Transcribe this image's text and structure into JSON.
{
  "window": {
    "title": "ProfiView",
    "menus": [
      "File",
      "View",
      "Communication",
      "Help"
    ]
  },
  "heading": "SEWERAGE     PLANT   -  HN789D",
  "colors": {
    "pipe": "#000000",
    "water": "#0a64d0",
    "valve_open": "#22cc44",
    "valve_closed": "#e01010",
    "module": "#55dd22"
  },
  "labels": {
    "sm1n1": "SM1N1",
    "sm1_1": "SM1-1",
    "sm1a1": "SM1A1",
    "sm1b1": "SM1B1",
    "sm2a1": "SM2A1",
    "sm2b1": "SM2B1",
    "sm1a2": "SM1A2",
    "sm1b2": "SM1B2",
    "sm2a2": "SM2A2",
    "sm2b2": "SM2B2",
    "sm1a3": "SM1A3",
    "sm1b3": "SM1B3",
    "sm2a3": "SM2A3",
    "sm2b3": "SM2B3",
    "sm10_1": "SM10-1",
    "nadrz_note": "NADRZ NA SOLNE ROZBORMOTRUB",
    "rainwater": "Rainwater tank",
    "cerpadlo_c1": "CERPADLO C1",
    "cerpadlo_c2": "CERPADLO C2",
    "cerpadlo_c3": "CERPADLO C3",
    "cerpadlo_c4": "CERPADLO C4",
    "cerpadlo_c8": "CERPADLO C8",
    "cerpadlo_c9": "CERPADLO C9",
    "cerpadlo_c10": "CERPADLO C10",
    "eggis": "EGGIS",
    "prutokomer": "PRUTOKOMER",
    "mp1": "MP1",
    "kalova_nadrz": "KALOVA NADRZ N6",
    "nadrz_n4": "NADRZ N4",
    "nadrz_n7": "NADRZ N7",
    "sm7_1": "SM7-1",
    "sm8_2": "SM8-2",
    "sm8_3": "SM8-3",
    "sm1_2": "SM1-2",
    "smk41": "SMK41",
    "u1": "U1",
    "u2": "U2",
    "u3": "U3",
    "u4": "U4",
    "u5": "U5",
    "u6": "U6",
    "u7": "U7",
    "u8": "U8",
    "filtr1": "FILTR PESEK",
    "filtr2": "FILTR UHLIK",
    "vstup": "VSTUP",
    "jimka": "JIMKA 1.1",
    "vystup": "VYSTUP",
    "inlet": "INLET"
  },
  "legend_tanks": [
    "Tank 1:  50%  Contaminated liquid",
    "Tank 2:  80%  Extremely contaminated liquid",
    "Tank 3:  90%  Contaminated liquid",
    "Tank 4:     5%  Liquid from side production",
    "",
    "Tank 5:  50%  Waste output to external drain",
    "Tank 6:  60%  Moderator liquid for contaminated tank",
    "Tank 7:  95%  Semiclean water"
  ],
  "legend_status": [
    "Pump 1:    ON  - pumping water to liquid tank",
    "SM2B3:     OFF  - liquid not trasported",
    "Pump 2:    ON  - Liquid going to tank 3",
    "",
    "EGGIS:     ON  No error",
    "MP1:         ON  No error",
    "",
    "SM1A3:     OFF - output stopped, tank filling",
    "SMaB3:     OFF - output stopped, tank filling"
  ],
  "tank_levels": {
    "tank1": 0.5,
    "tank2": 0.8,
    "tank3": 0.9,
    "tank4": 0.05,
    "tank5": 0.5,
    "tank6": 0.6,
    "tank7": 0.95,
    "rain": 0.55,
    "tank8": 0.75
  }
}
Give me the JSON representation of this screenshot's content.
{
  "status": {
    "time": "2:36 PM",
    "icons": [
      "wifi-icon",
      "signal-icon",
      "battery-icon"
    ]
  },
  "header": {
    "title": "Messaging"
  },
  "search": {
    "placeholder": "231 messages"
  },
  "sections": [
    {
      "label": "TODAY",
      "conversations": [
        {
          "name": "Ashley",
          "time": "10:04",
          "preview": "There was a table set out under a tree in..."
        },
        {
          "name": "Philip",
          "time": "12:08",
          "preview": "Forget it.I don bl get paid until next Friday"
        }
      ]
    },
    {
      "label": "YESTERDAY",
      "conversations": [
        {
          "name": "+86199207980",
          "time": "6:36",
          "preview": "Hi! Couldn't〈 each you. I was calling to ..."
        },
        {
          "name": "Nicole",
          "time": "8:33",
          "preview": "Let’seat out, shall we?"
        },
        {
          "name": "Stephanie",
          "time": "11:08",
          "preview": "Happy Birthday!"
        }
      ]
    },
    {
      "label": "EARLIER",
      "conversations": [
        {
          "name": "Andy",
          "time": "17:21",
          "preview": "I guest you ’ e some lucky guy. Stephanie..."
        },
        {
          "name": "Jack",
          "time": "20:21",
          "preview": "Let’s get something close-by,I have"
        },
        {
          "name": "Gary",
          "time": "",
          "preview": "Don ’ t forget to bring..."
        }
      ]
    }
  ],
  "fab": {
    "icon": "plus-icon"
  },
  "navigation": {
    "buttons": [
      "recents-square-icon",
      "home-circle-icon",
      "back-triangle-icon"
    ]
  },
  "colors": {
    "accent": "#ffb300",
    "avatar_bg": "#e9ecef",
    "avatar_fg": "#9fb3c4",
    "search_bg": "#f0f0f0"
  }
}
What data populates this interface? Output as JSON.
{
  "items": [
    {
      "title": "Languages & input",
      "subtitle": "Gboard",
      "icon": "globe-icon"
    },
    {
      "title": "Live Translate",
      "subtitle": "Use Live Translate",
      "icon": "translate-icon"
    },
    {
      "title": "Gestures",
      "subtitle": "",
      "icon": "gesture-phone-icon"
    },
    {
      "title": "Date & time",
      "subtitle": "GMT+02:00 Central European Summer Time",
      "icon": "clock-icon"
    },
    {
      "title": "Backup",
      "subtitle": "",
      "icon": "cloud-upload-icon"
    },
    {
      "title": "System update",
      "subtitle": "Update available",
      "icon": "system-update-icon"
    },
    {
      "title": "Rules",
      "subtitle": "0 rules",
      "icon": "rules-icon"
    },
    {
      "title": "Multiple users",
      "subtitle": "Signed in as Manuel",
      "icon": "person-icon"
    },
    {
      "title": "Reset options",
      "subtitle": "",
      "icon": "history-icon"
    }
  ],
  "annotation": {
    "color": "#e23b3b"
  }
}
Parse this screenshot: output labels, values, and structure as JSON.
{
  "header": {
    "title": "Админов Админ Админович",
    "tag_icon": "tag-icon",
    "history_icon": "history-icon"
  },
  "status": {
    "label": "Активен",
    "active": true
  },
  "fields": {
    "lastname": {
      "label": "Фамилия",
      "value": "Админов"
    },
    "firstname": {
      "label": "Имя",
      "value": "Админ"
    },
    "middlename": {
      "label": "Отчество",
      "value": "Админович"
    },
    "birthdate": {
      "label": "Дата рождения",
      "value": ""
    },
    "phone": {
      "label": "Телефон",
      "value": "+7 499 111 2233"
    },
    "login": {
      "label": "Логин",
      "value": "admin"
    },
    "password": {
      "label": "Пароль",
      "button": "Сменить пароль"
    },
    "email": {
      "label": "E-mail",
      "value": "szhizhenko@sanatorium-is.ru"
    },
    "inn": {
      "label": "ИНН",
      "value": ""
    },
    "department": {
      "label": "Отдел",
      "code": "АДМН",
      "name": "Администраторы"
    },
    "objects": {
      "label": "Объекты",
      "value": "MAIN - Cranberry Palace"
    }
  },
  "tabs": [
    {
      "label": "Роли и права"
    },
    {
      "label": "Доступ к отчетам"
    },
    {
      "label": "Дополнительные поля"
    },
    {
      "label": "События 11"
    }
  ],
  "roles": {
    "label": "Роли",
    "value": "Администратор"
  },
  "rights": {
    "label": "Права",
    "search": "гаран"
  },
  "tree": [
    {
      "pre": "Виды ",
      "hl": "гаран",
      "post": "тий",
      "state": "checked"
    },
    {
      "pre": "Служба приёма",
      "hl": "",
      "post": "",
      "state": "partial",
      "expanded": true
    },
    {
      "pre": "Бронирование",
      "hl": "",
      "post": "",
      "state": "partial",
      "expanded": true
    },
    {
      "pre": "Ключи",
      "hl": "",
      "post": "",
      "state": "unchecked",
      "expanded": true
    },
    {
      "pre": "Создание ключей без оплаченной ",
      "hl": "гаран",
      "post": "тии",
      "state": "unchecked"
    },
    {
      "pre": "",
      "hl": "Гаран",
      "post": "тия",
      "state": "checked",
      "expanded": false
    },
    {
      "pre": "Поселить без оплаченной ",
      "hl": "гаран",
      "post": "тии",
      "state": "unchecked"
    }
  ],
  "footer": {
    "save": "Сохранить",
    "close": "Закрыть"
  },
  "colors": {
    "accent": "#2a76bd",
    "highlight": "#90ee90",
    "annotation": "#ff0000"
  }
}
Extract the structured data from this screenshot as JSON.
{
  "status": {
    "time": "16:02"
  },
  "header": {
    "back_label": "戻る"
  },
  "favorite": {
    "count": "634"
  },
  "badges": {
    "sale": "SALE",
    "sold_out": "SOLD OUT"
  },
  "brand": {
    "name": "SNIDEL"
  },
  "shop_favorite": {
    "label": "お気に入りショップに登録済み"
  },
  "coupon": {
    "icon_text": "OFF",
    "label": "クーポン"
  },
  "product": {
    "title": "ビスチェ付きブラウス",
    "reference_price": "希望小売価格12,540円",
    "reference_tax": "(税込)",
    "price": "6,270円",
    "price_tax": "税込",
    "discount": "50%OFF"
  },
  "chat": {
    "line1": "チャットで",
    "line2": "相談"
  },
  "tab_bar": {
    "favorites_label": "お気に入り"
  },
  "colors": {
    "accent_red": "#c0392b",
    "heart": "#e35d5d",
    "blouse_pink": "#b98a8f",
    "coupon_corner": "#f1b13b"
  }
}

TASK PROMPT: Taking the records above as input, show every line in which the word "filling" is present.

REPLY TO THE TASK:
    "SM1A3:     OFF - output stopped, tank filling",
    "SMaB3:     OFF - output stopped, tank filling"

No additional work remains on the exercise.